The Next Great Paulie Fink‘s Mitchell School is presented as a very nontraditional learning environment. It houses kindergarten through grade seven in and around a single dilapidated mansion. While the school’s staff is all equally abnormal—with a principal that starts her day by feeding goats and a science teacher that’s also the institution’s de facto coach/phys ed teacher—it’s Mags, the homeroom teacher, that I found most endearing.
Not only does she take the time to integrate the children’s own ideas, interests, and idle preoccupations into the lesson plans, she approaches the necessity of a blended curriculum by focusing on the classic disciplines, the humanities. This allows author Ali Benjamin to benchmark character and story development using, of all things, Greek vocabulary.
“Kleos,” the concept of glory through great deeds, typifies Caitlyn and her classmates’ early mission to recapture the magic of the gone-but-not-forgotten Paulie Fink. Mags’ introduction of the word “pharmakos,” a ritualized scapegoat, marks the ratcheting up of narrative tension and foreshadows the tale’s overarching conflict, while the arrival of “arete,” moral virtue, provides our young heroes with some much-needed clarity and perspective.
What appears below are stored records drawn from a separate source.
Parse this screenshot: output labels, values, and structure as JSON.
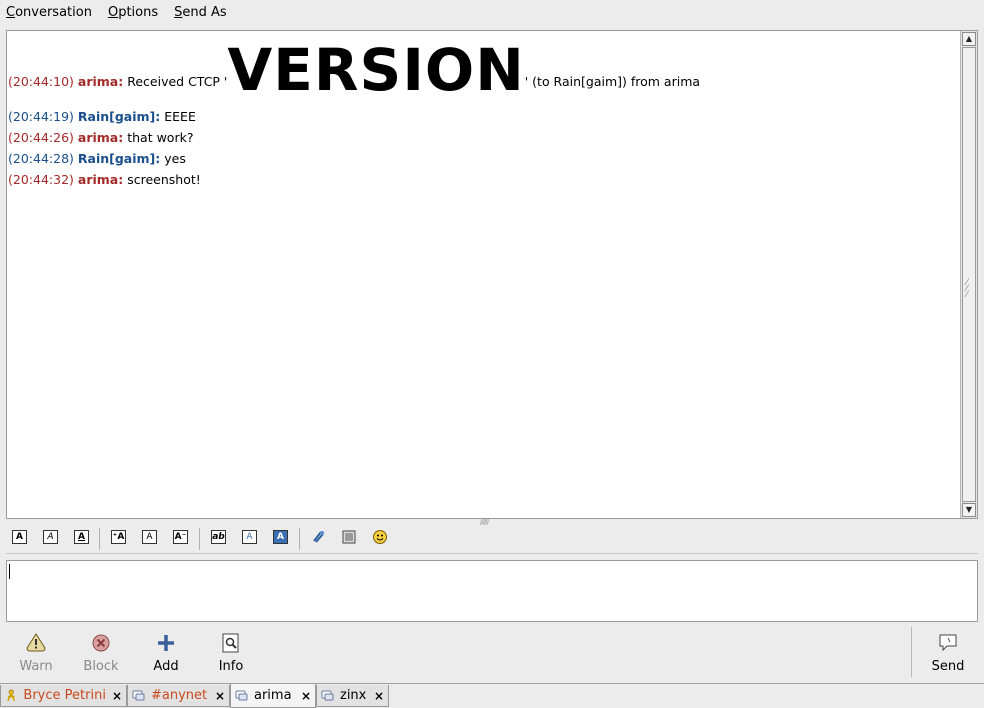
{
  "menu": {
    "items": [
      {
        "label": "Conversation",
        "accel": "C",
        "rest": "onversation"
      },
      {
        "label": "Options",
        "accel": "O",
        "rest": "ptions"
      },
      {
        "label": "Send As",
        "accel": "S",
        "rest": "end As"
      }
    ]
  },
  "history": {
    "messages": [
      {
        "time": "(20:44:10)",
        "nick": "arima:",
        "color": "red",
        "pre": "Received CTCP '",
        "big": "VERSION",
        "post": "' (to Rain[gaim]) from arima"
      },
      {
        "time": "(20:44:19)",
        "nick": "Rain[gaim]:",
        "color": "blue",
        "text": "EEEE"
      },
      {
        "time": "(20:44:26)",
        "nick": "arima:",
        "color": "red",
        "text": "that work?"
      },
      {
        "time": "(20:44:28)",
        "nick": "Rain[gaim]:",
        "color": "blue",
        "text": "yes"
      },
      {
        "time": "(20:44:32)",
        "nick": "arima:",
        "color": "red",
        "text": "screenshot!"
      }
    ]
  },
  "toolbar": {
    "buttons": [
      "bold-icon",
      "italic-icon",
      "underline-icon",
      "larger-font-icon",
      "normal-font-icon",
      "smaller-font-icon",
      "font-face-icon",
      "foreground-color-icon",
      "background-color-icon",
      "link-icon",
      "image-icon",
      "smiley-icon"
    ]
  },
  "entry": {
    "value": ""
  },
  "actions": {
    "warn": "Warn",
    "block": "Block",
    "add": "Add",
    "info": "Info",
    "send": "Send"
  },
  "tabs": [
    {
      "label": "Bryce Petrini",
      "color": "#c84a1e",
      "icon": "aim-person-icon"
    },
    {
      "label": "#anynet",
      "color": "#c84a1e",
      "icon": "irc-icon"
    },
    {
      "label": "arima",
      "color": "#000000",
      "icon": "irc-icon",
      "active": true
    },
    {
      "label": "zinx",
      "color": "#000000",
      "icon": "irc-icon"
    }
  ],
  "colors": {
    "remote_nick": "#a52a2a",
    "local_nick": "#1a4f8c",
    "unread_tab": "#c84a1e"
  }
}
These all, in turn, lead to “eudaimonia.” As the seventh-graders of Mitchell School prepare for another humiliating soccer game against their crosstown rivals from Devlinshire, Mags explains the Greek concept of the life well lived. In the face of ill omens and impending doom, it is eudaimonia that challenges Caitlyn and her friends to make their best decisions even in the face of adversity.